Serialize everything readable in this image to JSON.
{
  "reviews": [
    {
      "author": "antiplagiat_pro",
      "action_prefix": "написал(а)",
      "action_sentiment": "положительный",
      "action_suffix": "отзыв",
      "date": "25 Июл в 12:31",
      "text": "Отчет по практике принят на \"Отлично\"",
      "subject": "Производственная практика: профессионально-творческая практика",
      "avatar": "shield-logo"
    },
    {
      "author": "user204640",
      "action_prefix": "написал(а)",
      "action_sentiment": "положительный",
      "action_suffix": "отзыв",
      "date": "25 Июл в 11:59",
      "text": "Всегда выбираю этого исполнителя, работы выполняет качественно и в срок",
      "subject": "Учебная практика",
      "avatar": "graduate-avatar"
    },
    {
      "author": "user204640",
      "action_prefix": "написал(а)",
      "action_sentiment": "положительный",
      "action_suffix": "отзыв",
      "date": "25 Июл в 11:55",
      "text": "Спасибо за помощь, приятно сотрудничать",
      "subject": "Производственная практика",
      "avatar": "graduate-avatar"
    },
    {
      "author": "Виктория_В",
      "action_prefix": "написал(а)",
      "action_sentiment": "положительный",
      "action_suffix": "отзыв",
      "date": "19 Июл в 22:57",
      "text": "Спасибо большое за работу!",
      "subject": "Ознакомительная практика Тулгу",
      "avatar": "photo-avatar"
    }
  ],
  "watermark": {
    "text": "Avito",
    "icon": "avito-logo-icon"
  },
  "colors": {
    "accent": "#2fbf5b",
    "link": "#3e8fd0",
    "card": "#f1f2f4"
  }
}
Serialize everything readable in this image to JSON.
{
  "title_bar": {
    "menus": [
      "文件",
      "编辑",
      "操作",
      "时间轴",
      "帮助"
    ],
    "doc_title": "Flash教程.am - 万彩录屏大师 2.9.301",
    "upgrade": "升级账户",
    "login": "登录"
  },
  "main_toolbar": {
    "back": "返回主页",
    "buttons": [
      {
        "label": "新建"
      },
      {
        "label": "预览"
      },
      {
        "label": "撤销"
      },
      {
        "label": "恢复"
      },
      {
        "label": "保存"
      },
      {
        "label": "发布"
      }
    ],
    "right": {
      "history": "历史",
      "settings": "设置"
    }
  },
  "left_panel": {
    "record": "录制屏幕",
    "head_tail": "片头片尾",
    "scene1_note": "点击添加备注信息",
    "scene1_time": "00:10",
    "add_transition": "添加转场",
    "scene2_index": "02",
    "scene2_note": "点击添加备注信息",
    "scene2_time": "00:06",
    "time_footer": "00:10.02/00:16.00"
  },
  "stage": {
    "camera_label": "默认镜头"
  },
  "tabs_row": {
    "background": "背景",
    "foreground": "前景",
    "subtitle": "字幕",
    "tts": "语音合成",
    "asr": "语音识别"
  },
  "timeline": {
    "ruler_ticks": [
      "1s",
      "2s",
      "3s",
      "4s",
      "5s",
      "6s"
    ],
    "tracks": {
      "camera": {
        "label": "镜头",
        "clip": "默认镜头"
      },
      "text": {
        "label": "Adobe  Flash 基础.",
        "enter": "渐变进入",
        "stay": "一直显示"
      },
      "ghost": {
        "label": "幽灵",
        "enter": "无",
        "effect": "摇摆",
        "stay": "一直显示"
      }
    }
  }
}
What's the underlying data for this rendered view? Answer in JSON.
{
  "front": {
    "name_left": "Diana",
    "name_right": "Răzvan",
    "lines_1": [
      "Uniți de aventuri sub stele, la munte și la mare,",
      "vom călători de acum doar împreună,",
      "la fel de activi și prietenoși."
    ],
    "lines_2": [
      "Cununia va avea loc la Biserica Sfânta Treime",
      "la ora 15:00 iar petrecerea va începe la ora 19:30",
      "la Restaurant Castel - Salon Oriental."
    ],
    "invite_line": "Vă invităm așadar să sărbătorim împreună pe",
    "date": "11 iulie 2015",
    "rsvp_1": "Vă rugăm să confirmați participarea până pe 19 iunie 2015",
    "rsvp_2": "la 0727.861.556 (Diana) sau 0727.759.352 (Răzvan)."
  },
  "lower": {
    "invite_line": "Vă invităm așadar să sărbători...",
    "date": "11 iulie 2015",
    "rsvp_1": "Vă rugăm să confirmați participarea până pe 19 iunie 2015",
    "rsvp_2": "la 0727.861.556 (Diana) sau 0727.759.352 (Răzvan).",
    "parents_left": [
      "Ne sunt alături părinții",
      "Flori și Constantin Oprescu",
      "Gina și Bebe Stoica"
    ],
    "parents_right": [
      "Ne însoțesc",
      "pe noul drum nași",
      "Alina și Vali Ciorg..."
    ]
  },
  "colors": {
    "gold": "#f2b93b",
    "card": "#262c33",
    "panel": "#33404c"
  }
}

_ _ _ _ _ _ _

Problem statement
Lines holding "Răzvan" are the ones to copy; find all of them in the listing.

Answer for this exercise
    "name_right": "Răzvan",
    "rsvp_2": "la 0727.861.556 (Diana) sau 0727.759.352 (Răzvan)."
    "rsvp_2": "la 0727.861.556 (Diana) sau 0727.759.352 (Răzvan).",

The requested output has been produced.